December 13, 2011 |
With the last U.S. troops set to depart Iraq, President Obama on Monday welcomed a new phase of "equal partnership" with the Iraqi government, even as both sides admit uncertainty about how that will work. "We're here to mark the end of this war," Obama said, appearing alongside Iraqi Prime Minister Nouri Maliki at the White House, and to "begin a new chapter in the history between our countries — a normal relationship between sovereign nations. " The Obama administration faces a host of challenges in postwar Iraq, where the role of the U.S. military in providing future training and assistance for security forces has yet to be defined, beyond both leaders saying it was vital to Iraq's long-term stability.
September 11, 2011 |
Prime Minister Nouri Maliki on Saturday accepted the resignation of Iraq's top corruption fighter, whom some observers labeled a casualty of political infighting in a country where graft is rampant. Raheem Uqaili, the chairman of the independent watchdog Integrity Commission, had drawn admirers and detractors alike for taking on cases targeting key figures in the Defense Ministry and other government agencies. A statement by Maliki's office said that "based on the wishes of the chairman of the Integrity Commission," the prime minister had accepted the request to step down.
July 31, 2011 |
Prime Minister Nouri Maliki announced Saturday that Iraq plans to buy 36 U.S. fighter jets, signaling his intent to seek a long-term American military training presence in the country. But in an indication of the risks for the American military here, a U.S. watchdog group said that Iraq had become more hazardous. "Iraq remains an extraordinarily dangerous place to work," Stuart Bowen, chief of the special inspector general for Iraq reconstruction, said in a report. "It is less safe, in my judgment, than 12 months ago. " The report notes that 44 Iraqi government and security officials have been assassinated since April.
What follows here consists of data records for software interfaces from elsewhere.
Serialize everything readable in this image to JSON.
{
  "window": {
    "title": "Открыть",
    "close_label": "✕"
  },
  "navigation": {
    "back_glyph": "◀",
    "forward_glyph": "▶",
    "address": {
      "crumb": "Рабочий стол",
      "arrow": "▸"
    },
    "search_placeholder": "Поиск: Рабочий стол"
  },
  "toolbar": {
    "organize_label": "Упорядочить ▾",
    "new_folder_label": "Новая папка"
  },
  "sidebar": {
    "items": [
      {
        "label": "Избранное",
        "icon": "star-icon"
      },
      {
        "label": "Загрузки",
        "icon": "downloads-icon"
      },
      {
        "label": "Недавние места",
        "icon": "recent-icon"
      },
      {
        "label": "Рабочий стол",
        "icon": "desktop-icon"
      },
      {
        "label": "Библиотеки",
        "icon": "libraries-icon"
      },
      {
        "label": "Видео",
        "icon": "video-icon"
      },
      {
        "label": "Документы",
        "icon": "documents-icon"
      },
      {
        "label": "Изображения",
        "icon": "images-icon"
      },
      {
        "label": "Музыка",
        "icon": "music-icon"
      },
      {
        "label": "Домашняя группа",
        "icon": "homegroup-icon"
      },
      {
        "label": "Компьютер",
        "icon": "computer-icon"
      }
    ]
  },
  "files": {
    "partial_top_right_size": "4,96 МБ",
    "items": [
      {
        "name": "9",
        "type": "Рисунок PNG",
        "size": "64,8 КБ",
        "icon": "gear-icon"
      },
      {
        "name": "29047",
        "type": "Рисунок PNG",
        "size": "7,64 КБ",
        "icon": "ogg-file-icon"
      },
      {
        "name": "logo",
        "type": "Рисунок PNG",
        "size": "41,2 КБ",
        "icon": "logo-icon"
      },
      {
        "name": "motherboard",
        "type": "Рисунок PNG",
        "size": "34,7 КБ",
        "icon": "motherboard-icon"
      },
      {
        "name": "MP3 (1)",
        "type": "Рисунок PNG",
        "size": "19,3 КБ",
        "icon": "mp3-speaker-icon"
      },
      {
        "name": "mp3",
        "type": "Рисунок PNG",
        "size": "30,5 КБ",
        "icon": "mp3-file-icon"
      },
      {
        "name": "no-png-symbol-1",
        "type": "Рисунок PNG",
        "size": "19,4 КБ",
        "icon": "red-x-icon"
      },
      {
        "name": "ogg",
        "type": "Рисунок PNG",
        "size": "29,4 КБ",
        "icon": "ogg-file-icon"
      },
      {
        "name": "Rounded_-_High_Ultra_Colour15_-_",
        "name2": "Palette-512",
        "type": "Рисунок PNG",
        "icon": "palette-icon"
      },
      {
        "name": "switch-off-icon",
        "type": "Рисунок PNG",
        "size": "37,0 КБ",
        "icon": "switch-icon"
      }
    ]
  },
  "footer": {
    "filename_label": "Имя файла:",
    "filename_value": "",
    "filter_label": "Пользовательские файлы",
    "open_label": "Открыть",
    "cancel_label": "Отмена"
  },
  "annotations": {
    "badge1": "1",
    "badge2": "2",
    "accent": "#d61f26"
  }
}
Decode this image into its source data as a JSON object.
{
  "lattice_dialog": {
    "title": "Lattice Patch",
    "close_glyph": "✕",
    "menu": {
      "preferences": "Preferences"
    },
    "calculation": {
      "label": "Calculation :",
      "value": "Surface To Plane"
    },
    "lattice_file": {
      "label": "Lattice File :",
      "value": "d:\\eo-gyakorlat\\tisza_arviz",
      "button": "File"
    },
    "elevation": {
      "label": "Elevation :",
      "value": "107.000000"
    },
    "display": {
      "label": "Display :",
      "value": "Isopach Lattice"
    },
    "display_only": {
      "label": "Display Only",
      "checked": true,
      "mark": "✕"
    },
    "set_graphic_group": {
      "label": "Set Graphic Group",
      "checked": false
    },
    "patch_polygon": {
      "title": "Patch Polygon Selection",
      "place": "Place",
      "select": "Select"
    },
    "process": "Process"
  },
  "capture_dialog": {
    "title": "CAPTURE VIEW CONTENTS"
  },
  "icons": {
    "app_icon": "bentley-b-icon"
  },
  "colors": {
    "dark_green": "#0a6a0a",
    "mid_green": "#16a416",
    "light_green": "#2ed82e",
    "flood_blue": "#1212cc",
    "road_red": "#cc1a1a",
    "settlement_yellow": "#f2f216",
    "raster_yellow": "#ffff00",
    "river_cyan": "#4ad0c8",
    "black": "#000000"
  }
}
July 27, 2011 |
In an illustration of its growing muscle in Iraq as U.S. influence wanes, anti-American cleric Muqtada Sadr's movement has won pardons for at least 50 prisoners jailed for crimes including murder, kidnapping and attacks on U.S. troops. The amnesties come at a time when U.S. forces remaining in Iraq have faced an increased number of attacks, many by Shiite Muslim militias associated with the Sadr movement. And they have angered some senior Iraqi officials, who charge that the law is being applied selectively and bent to fit a hidden political agenda.
July 11, 2011 |
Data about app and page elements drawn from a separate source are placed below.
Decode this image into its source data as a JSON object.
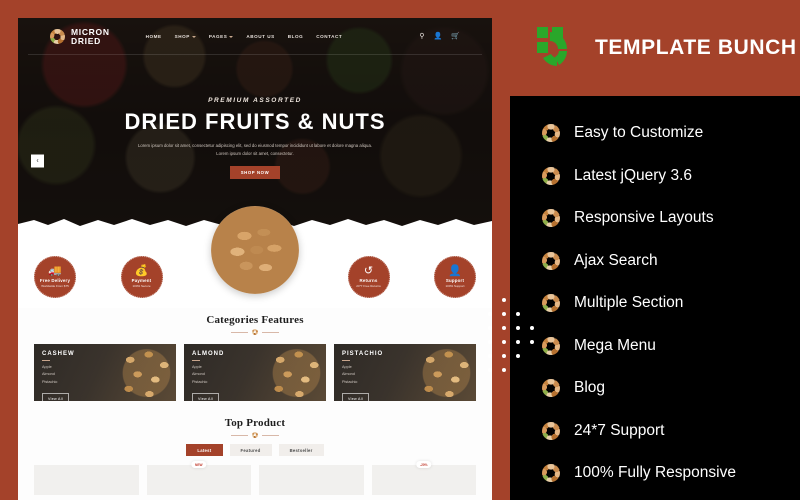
{
  "theme": {
    "accent": "#a4422a",
    "logo_green": "#2aa72a",
    "panel_bg": "#000000",
    "page_bg": "#ffffff"
  },
  "preview": {
    "site": {
      "brand": {
        "line1": "MICRON",
        "line2": "DRIED",
        "icon": "nut-ring-icon"
      },
      "nav": [
        {
          "label": "HOME",
          "has_dropdown": false
        },
        {
          "label": "SHOP",
          "has_dropdown": true
        },
        {
          "label": "PAGES",
          "has_dropdown": true
        },
        {
          "label": "ABOUT US",
          "has_dropdown": false
        },
        {
          "label": "BLOG",
          "has_dropdown": false
        },
        {
          "label": "CONTACT",
          "has_dropdown": false
        }
      ],
      "header_icons": [
        {
          "name": "search-icon",
          "glyph": "⌕"
        },
        {
          "name": "account-icon",
          "glyph": "●"
        },
        {
          "name": "cart-icon",
          "glyph": "⛾"
        }
      ],
      "hero": {
        "eyebrow": "PREMIUM ASSORTED",
        "title": "DRIED FRUITS & NUTS",
        "description": "Lorem ipsum dolor sit amet, consectetur adipiscing elit, sed do eiusmod tempor incididunt ut labore et dolore magna aliqua. Lorem ipsum dolor sit amet, consectetur.",
        "cta_label": "SHOP NOW",
        "prev_arrow": "‹",
        "next_arrow": "›"
      },
      "features": [
        {
          "icon": "truck-icon",
          "glyph": "\u0001F69a",
          "title": "Free Delivery",
          "sub": "Worldwide From $75"
        },
        {
          "icon": "money-bag-icon",
          "glyph": "\u0001F4B0",
          "title": "Payment",
          "sub": "100% Secure"
        },
        {
          "icon": "returns-icon",
          "glyph": "↺",
          "title": "Returns",
          "sub": "24*7 Free Returns"
        },
        {
          "icon": "support-icon",
          "glyph": "\u0001F464",
          "title": "Support",
          "sub": "100% Support"
        }
      ],
      "categories_section": {
        "title": "Categories Features",
        "cards": [
          {
            "name": "CASHEW",
            "items": [
              "Apple",
              "Almond",
              "Pistachio"
            ],
            "button": "View All"
          },
          {
            "name": "ALMOND",
            "items": [
              "Apple",
              "Almond",
              "Pistachio"
            ],
            "button": "View All"
          },
          {
            "name": "PISTACHIO",
            "items": [
              "Apple",
              "Almond",
              "Pistachio"
            ],
            "button": "View All"
          }
        ]
      },
      "top_product_section": {
        "title": "Top Product",
        "tabs": [
          {
            "label": "Latest",
            "active": true
          },
          {
            "label": "Featured",
            "active": false
          },
          {
            "label": "Bestseller",
            "active": false
          }
        ],
        "products": [
          {
            "badge": ""
          },
          {
            "badge": "NEW"
          },
          {
            "badge": ""
          },
          {
            "badge": "-20%"
          }
        ]
      }
    }
  },
  "info_panel": {
    "title": "TEMPLATE BUNCH",
    "logo_name": "template-bunch-logo",
    "features": [
      {
        "label": "Easy to Customize"
      },
      {
        "label": "Latest jQuery 3.6"
      },
      {
        "label": "Responsive Layouts"
      },
      {
        "label": "Ajax Search"
      },
      {
        "label": "Multiple Section"
      },
      {
        "label": "Mega Menu"
      },
      {
        "label": "Blog"
      },
      {
        "label": "24*7 Support"
      },
      {
        "label": "100% Fully Responsive"
      }
    ]
  }
}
Defense Secretary Leon E. Panetta said Sunday that weapons supplied by Iran are behind a rash of attacks against American forces in Iraq, part of an escalating campaign of violence ahead of the planned U.S. troop withdrawal by the end of the year. "We're seeing more of those weapons going in from Iran, and they've really hurt us," said Panetta, who arrived in Baghdad on an unannounced visit after a two-day stop in Afghanistan. U.S. officials said 15 U.S. troops were killed in June, the most in any month in two years.
May 12, 2011 |
Six months after agreeing to form a national unity government, Prime Minister Nouri Maliki and his secular rival Iyad Allawi are again exchanging insults and cannot agree on such basic issues as who should run the nation's police and army. The rift, though unlikely to send Iraq back into sectarian violence, does have Iraqi and Western analysts concerned that the country will continue on a dysfunctional path as American troops move to complete their withdrawal by year's end, nearly nine years after the invasion that ousted Saddam Hussein.